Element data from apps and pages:
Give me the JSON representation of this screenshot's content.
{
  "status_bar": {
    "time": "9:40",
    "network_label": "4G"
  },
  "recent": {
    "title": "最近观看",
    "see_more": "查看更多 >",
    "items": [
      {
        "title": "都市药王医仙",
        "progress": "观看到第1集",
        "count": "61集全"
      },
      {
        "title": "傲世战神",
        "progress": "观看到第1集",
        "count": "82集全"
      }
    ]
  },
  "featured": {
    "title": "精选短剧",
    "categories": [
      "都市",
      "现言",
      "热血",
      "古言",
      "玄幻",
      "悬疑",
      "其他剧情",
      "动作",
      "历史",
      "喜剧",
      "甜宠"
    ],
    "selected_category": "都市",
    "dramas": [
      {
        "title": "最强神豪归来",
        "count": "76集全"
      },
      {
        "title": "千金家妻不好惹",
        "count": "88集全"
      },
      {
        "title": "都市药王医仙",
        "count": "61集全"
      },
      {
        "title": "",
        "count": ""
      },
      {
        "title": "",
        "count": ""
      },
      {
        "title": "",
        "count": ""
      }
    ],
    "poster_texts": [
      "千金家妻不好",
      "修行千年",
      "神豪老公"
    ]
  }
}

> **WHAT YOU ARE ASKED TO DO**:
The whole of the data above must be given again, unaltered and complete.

> **ANSWER TO THIS TASK**:
Give me the JSON representation of this screenshot's content.
{
  "status_bar": {
    "time": "9:40",
    "network_label": "4G"
  },
  "recent": {
    "title": "最近观看",
    "see_more": "查看更多 >",
    "items": [
      {
        "title": "都市药王医仙",
        "progress": "观看到第1集",
        "count": "61集全"
      },
      {
        "title": "傲世战神",
        "progress": "观看到第1集",
        "count": "82集全"
      }
    ]
  },
  "featured": {
    "title": "精选短剧",
    "categories": [
      "都市",
      "现言",
      "热血",
      "古言",
      "玄幻",
      "悬疑",
      "其他剧情",
      "动作",
      "历史",
      "喜剧",
      "甜宠"
    ],
    "selected_category": "都市",
    "dramas": [
      {
        "title": "最强神豪归来",
        "count": "76集全"
      },
      {
        "title": "千金家妻不好惹",
        "count": "88集全"
      },
      {
        "title": "都市药王医仙",
        "count": "61集全"
      },
      {
        "title": "",
        "count": ""
      },
      {
        "title": "",
        "count": ""
      },
      {
        "title": "",
        "count": ""
      }
    ],
    "poster_texts": [
      "千金家妻不好",
      "修行千年",
      "神豪老公"
    ]
  }
}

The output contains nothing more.